The addition of role queue and the group finder did attempt a fix. However, it still lacks what people are requiring from these tools. For instance, despite teams now consisting of two tanks at all times, there is no guarantee that either of said tank players has a shield in their repertoire (a must-have in many of the game’s meta.)
‘Find a Group’ does help incentivize forming teams, also aiding in finding allies to play the shield tank role. However, Blizzard hasn’t done themselves any favors by preventing friends of differing skills from playing together in ranked.
Special team queues, potentially with and without SR thresholds, could open new doors and provide unique new rulesets that make the ranked experience miles ahead of where it is today.
2. Detailed and advanced statistics
Currently, it’s hard to tell how well you’re performing in-game. Overwatch’s “medal system” makes everyone feel like a winner. It does this by counting what would be “assists” in other FPS titles as “eliminations”. This makes it statistically rare for a player to have a kill/death ratio below 2 with almost any hero.
Not only should the medal system be reworked in-game, but so, too, should the Replay Viewer. This will, in the end, allow for much more detailed stat-tracking throughout.

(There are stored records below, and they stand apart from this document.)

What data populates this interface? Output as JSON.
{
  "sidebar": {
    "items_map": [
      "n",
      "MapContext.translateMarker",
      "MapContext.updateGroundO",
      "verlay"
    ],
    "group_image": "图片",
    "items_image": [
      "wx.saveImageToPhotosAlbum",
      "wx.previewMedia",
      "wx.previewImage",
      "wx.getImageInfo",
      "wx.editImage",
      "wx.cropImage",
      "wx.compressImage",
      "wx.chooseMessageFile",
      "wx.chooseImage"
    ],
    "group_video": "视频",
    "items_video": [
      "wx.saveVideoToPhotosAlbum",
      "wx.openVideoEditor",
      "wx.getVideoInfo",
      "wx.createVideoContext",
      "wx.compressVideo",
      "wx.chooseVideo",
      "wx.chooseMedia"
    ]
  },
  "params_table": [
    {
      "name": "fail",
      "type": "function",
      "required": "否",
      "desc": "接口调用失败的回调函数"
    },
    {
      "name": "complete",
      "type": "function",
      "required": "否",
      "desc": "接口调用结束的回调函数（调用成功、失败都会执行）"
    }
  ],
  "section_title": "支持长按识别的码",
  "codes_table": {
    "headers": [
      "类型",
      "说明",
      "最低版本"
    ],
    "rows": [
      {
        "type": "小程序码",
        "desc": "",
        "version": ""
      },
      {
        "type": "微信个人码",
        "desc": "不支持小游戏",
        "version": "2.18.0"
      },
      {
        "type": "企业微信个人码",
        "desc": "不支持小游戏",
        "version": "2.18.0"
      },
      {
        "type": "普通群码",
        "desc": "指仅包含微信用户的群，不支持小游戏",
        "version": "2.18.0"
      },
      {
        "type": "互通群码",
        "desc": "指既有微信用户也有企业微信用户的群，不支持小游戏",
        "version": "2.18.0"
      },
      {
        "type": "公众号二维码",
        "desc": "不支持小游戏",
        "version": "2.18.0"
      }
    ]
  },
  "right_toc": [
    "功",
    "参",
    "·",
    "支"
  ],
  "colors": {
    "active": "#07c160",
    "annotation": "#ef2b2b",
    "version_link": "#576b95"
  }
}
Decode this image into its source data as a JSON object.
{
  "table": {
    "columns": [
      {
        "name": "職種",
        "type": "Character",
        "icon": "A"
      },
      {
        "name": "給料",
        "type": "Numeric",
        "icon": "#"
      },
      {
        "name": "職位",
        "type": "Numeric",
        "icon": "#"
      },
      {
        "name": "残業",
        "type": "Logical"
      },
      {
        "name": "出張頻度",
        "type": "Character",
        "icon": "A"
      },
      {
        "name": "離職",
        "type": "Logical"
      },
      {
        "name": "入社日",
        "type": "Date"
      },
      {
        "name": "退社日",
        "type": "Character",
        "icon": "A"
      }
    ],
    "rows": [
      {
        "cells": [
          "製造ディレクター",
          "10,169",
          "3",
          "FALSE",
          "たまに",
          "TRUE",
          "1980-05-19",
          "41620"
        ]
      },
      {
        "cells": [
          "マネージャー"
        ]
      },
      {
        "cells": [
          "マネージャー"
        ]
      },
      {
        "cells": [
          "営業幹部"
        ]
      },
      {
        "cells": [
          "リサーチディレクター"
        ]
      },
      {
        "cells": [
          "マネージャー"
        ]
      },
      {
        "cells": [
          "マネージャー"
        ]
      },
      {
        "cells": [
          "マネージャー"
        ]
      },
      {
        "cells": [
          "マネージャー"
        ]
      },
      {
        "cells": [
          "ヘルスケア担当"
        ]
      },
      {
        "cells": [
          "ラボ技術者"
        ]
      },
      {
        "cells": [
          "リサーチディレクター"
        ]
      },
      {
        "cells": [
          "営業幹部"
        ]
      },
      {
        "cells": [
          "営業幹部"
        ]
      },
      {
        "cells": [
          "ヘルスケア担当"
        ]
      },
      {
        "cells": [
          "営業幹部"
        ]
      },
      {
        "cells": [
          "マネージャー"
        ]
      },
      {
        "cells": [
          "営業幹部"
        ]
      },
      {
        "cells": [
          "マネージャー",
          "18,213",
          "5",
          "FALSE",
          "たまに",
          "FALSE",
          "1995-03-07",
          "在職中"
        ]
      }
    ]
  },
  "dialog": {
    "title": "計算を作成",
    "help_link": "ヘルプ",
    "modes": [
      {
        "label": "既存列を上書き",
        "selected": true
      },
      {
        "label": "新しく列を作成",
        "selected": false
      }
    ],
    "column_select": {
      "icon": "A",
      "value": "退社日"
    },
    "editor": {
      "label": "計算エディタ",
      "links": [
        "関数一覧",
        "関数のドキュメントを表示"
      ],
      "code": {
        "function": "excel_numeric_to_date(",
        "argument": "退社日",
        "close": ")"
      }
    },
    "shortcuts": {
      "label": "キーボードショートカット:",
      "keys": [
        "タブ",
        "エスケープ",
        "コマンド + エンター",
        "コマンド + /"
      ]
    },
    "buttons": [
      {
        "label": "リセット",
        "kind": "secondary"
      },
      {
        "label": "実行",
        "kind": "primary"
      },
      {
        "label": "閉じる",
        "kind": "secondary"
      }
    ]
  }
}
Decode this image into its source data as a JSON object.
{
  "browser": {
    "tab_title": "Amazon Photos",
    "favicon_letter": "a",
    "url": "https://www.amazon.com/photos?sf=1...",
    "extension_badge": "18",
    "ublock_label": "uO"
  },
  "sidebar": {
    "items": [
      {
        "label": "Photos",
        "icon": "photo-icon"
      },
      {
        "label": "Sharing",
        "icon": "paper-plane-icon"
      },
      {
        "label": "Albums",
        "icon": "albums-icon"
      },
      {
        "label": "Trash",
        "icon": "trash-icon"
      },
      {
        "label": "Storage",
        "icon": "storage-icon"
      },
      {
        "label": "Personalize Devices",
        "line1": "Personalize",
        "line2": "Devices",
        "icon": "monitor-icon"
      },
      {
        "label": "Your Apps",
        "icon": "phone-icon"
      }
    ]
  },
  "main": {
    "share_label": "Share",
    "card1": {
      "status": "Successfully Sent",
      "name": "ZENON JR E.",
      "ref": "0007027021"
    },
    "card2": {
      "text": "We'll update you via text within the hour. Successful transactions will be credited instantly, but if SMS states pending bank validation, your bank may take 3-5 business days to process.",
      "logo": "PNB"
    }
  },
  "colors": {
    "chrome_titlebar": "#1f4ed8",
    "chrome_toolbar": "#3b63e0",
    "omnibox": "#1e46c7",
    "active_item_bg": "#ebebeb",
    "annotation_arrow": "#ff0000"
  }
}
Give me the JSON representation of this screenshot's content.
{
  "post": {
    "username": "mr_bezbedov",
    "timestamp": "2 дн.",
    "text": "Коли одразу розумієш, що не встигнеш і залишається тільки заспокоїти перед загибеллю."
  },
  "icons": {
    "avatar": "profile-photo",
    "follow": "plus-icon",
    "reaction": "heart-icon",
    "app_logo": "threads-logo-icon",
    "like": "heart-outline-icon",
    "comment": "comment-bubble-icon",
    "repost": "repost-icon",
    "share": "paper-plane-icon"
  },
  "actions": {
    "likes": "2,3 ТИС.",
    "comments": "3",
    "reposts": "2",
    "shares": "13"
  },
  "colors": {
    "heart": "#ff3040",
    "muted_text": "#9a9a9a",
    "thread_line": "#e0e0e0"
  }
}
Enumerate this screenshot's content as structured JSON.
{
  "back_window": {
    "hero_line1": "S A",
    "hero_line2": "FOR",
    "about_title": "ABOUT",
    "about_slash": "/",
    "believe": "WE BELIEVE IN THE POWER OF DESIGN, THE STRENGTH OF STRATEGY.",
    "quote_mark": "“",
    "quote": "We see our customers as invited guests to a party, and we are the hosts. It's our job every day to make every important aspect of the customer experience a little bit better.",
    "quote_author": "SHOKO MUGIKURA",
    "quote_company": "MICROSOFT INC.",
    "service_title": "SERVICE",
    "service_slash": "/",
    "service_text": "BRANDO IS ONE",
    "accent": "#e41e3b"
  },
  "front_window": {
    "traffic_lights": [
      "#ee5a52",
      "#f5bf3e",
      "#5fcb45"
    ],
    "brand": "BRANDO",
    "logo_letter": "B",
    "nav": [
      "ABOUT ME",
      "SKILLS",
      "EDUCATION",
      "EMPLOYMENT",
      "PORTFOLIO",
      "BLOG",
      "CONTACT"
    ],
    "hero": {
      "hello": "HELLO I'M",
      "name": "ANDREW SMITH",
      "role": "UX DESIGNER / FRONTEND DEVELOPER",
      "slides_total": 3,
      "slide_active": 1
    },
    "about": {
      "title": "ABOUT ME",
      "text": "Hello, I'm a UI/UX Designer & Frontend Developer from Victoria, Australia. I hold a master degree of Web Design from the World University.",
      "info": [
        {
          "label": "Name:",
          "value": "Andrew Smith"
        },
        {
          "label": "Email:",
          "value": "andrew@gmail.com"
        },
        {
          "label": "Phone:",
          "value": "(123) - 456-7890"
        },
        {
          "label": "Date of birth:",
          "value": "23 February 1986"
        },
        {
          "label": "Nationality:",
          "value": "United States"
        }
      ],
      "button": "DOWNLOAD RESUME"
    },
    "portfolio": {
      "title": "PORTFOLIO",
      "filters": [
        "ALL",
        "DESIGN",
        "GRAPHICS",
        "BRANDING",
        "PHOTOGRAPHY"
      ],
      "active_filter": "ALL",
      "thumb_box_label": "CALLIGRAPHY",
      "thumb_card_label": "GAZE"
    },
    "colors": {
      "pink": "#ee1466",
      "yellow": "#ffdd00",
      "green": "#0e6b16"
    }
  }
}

Currently, being able to know how many times Zenyatta died to Tracer can only be determined by watching the kill feed. The only other way is by deliberately rewatching a game from their perspectives and manually counting. It makes it difficult for players to revise their plays and, in turn, get better at the game considering they don’t know how well they’re actually doing.
1. Cross-platform play
It’s been known for a while now that Blizzard are exploring the prospect of cross-platform play in Overwatch. The actual implementation of it would undoubtedly inspire new life in the shooter.
Allowing PlayStation, Xbox, Nintendo Switch, and PC users to play with and against each other would help bridge the communities. In term, this would work to unify the differing player bases.
Additionally, cross-platform play could also mean things such as cross-progression with skins, sprays, emotes, and levels carrying over between systems.
Precautions to ensure a fair playing field are vital. Separating keyboard and controller users, would perhaps work in a similar manner to what Infinity Ward did with Modern Warfare’s cross-play.
Given the fact Game Director Jeff Kaplan said the title “isn’t just DLC or expansion,” we can hope that Blizzard is willing to step up and monumentally improve the experience in drastic ways that can only be found in a true sequel.